Boeing Co. said Friday that it had resumed early steps toward shutting the production line for its C-17 Air Force transport plane in Long Beach because of a lack of new orders. In a repeat of last summer, Boeing said it had begun telling suppliers to stop producing parts for the C-17, the last of which would roll out of the Long Beach factory in mid-2009 unless further orders were placed for the four-engine jet. It takes about 34 months from the production of the first part to final assembly.
September 23, 2006 |
A congressional plan to add $2.1 billion to the defense budget to buy 10 more C-17 transport planes could help extend the life of the aircraft's production line in Long Beach beyond 2010, Boeing Co.'s top defense executive said. The funding could provide Boeing with a much-needed reprieve from having to shut the line sooner, James Albaugh, president of Boeing's Integrated Defense Systems unit, said in an interview Friday.

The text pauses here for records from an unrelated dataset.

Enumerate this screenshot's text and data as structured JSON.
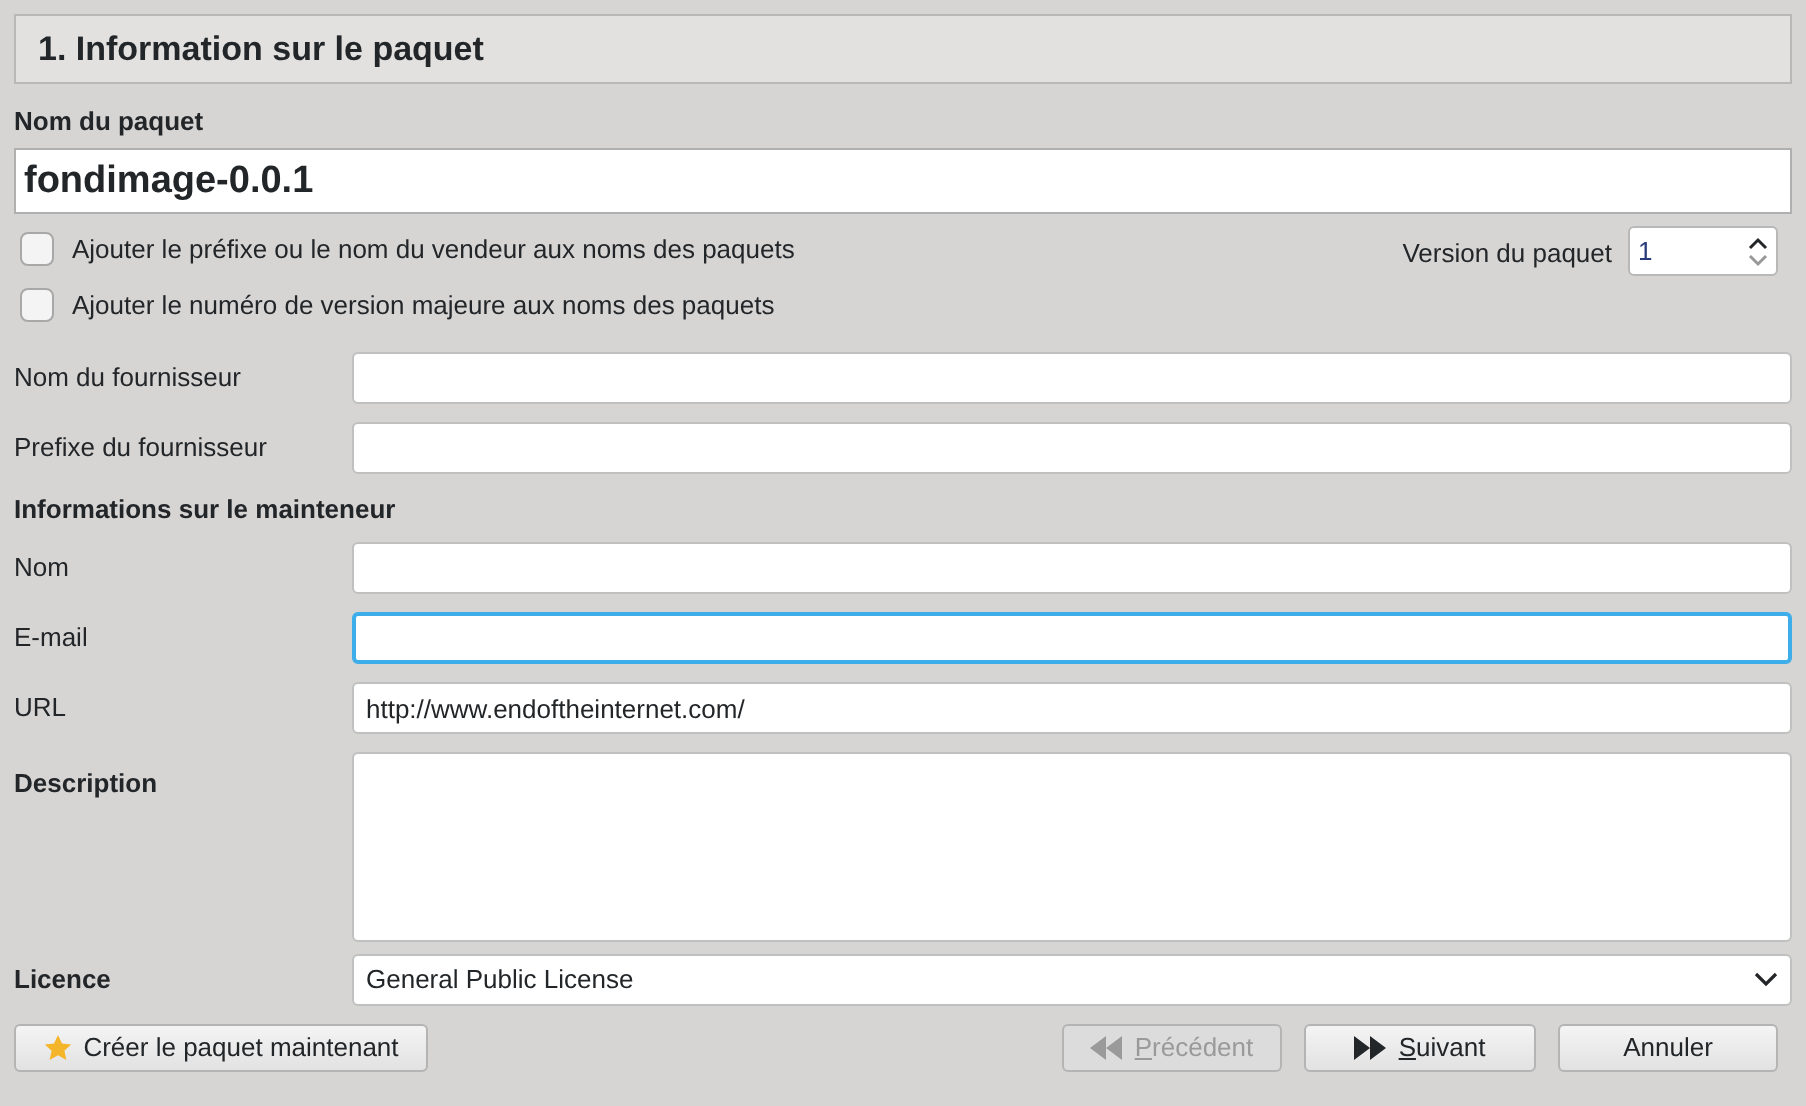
{
  "header": {
    "title": "1. Information sur le paquet"
  },
  "package_name": {
    "label": "Nom du paquet",
    "value": "fondimage-0.0.1"
  },
  "options": [
    {
      "label": "Ajouter le préfixe ou le nom du vendeur aux noms des paquets",
      "checked": false
    },
    {
      "label": "Ajouter le numéro de version majeure aux noms des paquets",
      "checked": false
    }
  ],
  "version": {
    "label": "Version du paquet",
    "value": "1"
  },
  "vendor_fields": [
    {
      "label": "Nom du fournisseur",
      "focused": false
    },
    {
      "label": "Prefixe du fournisseur",
      "focused": false
    }
  ],
  "maintainer": {
    "heading": "Informations sur le mainteneur",
    "fields": [
      {
        "label": "Nom",
        "focused": false
      },
      {
        "label": "E-mail",
        "focused": true
      },
      {
        "label": "URL",
        "value": "http://www.endoftheinternet.com/",
        "focused": false
      }
    ]
  },
  "description": {
    "label": "Description"
  },
  "licence": {
    "label": "Licence",
    "value": "General Public License"
  },
  "buttons": [
    {
      "kind": "star",
      "label": "Créer le paquet maintenant",
      "disabled": false,
      "underline_first": false
    },
    {
      "kind": "back",
      "label": "Précédent",
      "disabled": true,
      "underline_first": true
    },
    {
      "kind": "next",
      "label": "Suivant",
      "disabled": false,
      "underline_first": true
    },
    {
      "kind": "plain",
      "label": "Annuler",
      "disabled": false,
      "underline_first": false
    }
  ]
}
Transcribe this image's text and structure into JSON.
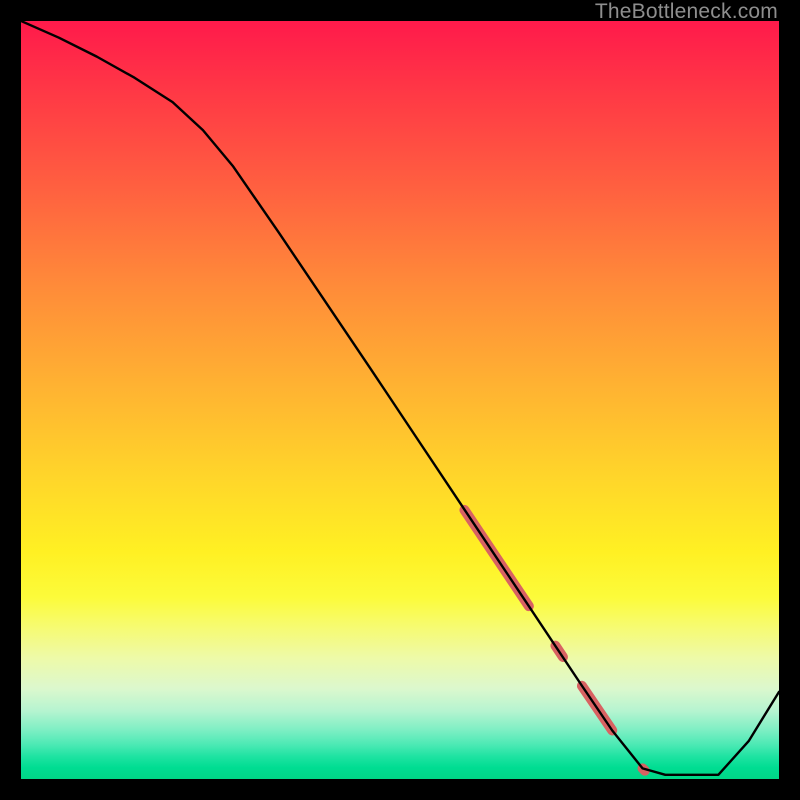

September 21, 2006 |
A federal audit agency said Wednesday that a Pentagon study used to justify shuttering the C-17 aircraft line in Long Beach was flawed and cautioned Congress about relying on the report to decide the cargo jet's fate. In a scathing analysis that could breathe new life into the program, the General Accountability Office said the results of the study were based on questionable assumptions and data that could not be verified.
August 19, 2006 |
Boeing Co. said Friday that it had taken the first steps toward closing its sprawling C-17 assembly plant in Long Beach, a shutdown that is expected to be completed by the middle of 2009 unless substantial new orders are placed for the giant military aircraft. Closing the plant, which employs about 5,500 workers, would deprive Long Beach of its largest private employer and deal a blow to hundreds of subcontractors in Southern California and around the nation that supply parts for the C-17.
January 7, 2006 |
Pentagon officials have begun the formal process to end Boeing Co.'s production of C-17 cargo jets in Long Beach by 2008, despite congressional lobbying to keep the assembly line open. In a classified Pentagon budget request last week, Deputy Defense Secretary Gordon England officially asked for $265 million in next year's budget to mothball the tools and machinery used to produce the four-engine cargo jets.
December 14, 2005 |
The Air Force doesn't want to expand its fleet of C-17 transport jets beyond the 180 it currently operates or has on order, Air Force Secretary Michael Wynne said Tuesday. The Air Force accepts the findings of a Defense Department review of military mobility that concluded the Air Force has adequate transport aircraft and the Navy has enough fast sealift vessels with the current planned inventory to deploy ground units in a timely manner, Wynne said.